DATA TO PROCESS Block Start
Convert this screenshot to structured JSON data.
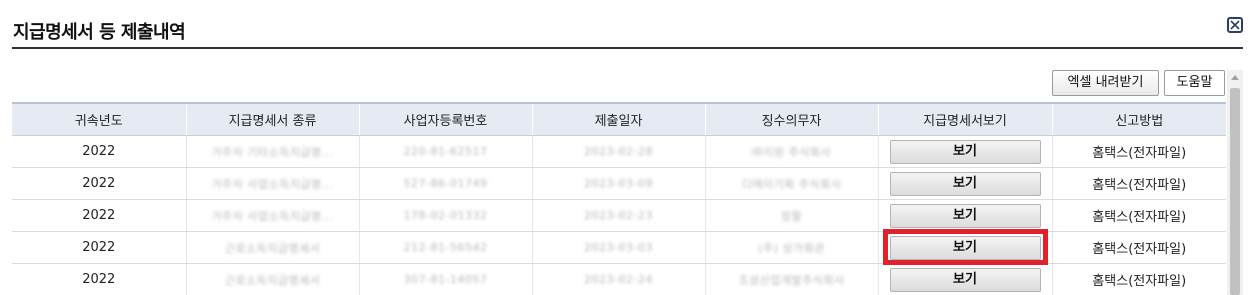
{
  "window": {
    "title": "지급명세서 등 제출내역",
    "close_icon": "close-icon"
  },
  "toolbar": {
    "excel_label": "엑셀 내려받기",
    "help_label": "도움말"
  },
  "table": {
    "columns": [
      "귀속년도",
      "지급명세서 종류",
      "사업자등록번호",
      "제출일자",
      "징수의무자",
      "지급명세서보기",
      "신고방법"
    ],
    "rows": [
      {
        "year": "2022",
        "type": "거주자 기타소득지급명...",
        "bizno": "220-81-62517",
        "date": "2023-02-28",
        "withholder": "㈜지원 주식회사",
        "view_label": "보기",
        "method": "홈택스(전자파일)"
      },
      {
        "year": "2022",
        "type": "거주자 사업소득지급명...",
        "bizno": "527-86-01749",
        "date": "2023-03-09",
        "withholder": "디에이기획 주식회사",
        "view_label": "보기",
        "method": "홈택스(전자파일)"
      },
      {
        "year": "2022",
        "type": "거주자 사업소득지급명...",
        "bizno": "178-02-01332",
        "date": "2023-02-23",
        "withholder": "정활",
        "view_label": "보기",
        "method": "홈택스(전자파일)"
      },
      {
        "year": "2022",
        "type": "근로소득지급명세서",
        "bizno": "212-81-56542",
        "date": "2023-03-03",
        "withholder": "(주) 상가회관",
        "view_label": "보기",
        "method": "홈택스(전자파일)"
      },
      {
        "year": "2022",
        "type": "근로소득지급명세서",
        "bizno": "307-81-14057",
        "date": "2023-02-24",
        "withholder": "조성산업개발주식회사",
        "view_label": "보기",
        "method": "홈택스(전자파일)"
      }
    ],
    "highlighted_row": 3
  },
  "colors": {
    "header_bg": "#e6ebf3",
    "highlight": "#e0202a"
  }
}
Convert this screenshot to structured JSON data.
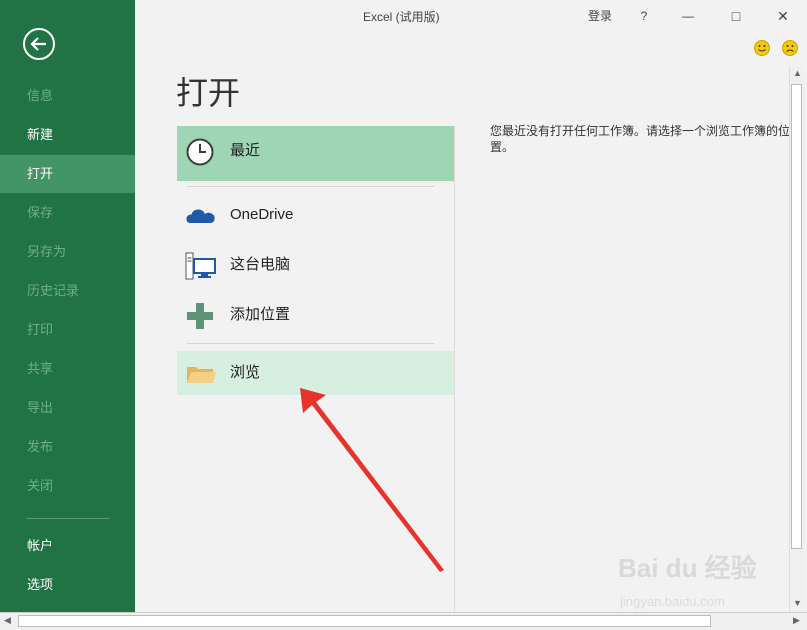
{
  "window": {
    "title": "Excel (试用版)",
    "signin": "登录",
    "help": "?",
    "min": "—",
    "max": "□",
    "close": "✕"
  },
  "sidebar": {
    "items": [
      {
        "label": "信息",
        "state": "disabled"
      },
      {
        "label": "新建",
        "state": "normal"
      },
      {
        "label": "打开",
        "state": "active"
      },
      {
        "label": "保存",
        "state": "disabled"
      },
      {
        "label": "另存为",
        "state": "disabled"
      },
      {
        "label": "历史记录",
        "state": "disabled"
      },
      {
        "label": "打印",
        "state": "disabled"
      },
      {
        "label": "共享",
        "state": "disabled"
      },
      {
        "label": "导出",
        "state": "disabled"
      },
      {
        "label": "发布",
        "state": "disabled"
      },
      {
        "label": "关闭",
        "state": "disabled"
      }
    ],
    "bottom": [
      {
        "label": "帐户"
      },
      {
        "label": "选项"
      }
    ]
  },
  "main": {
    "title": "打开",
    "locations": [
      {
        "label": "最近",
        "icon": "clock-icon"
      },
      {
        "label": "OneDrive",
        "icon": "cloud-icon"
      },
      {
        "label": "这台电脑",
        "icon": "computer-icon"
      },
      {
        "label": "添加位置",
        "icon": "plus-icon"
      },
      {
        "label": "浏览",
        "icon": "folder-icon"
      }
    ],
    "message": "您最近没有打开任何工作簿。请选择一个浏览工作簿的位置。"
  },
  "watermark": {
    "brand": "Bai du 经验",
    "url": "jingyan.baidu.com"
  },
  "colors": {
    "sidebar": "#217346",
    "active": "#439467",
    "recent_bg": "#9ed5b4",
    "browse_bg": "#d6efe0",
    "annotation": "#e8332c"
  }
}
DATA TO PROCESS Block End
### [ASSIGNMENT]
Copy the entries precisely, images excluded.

### [EXERCISE OUTPUT]
Convert this screenshot to structured JSON data.
{
  "window": {
    "title": "지급명세서 등 제출내역",
    "close_icon": "close-icon"
  },
  "toolbar": {
    "excel_label": "엑셀 내려받기",
    "help_label": "도움말"
  },
  "table": {
    "columns": [
      "귀속년도",
      "지급명세서 종류",
      "사업자등록번호",
      "제출일자",
      "징수의무자",
      "지급명세서보기",
      "신고방법"
    ],
    "rows": [
      {
        "year": "2022",
        "type": "거주자 기타소득지급명...",
        "bizno": "220-81-62517",
        "date": "2023-02-28",
        "withholder": "㈜지원 주식회사",
        "view_label": "보기",
        "method": "홈택스(전자파일)"
      },
      {
        "year": "2022",
        "type": "거주자 사업소득지급명...",
        "bizno": "527-86-01749",
        "date": "2023-03-09",
        "withholder": "디에이기획 주식회사",
        "view_label": "보기",
        "method": "홈택스(전자파일)"
      },
      {
        "year": "2022",
        "type": "거주자 사업소득지급명...",
        "bizno": "178-02-01332",
        "date": "2023-02-23",
        "withholder": "정활",
        "view_label": "보기",
        "method": "홈택스(전자파일)"
      },
      {
        "year": "2022",
        "type": "근로소득지급명세서",
        "bizno": "212-81-56542",
        "date": "2023-03-03",
        "withholder": "(주) 상가회관",
        "view_label": "보기",
        "method": "홈택스(전자파일)"
      },
      {
        "year": "2022",
        "type": "근로소득지급명세서",
        "bizno": "307-81-14057",
        "date": "2023-02-24",
        "withholder": "조성산업개발주식회사",
        "view_label": "보기",
        "method": "홈택스(전자파일)"
      }
    ],
    "highlighted_row": 3
  },
  "colors": {
    "header_bg": "#e6ebf3",
    "highlight": "#e0202a"
  }
}
Convert this screenshot to structured JSON data.
{
  "window": {
    "title": "Excel (试用版)",
    "signin": "登录",
    "help": "?",
    "min": "—",
    "max": "□",
    "close": "✕"
  },
  "sidebar": {
    "items": [
      {
        "label": "信息",
        "state": "disabled"
      },
      {
        "label": "新建",
        "state": "normal"
      },
      {
        "label": "打开",
        "state": "active"
      },
      {
        "label": "保存",
        "state": "disabled"
      },
      {
        "label": "另存为",
        "state": "disabled"
      },
      {
        "label": "历史记录",
        "state": "disabled"
      },
      {
        "label": "打印",
        "state": "disabled"
      },
      {
        "label": "共享",
        "state": "disabled"
      },
      {
        "label": "导出",
        "state": "disabled"
      },
      {
        "label": "发布",
        "state": "disabled"
      },
      {
        "label": "关闭",
        "state": "disabled"
      }
    ],
    "bottom": [
      {
        "label": "帐户"
      },
      {
        "label": "选项"
      }
    ]
  },
  "main": {
    "title": "打开",
    "locations": [
      {
        "label": "最近",
        "icon": "clock-icon"
      },
      {
        "label": "OneDrive",
        "icon": "cloud-icon"
      },
      {
        "label": "这台电脑",
        "icon": "computer-icon"
      },
      {
        "label": "添加位置",
        "icon": "plus-icon"
      },
      {
        "label": "浏览",
        "icon": "folder-icon"
      }
    ],
    "message": "您最近没有打开任何工作簿。请选择一个浏览工作簿的位置。"
  },
  "watermark": {
    "brand": "Bai du 经验",
    "url": "jingyan.baidu.com"
  },
  "colors": {
    "sidebar": "#217346",
    "active": "#439467",
    "recent_bg": "#9ed5b4",
    "browse_bg": "#d6efe0",
    "annotation": "#e8332c"
  }
}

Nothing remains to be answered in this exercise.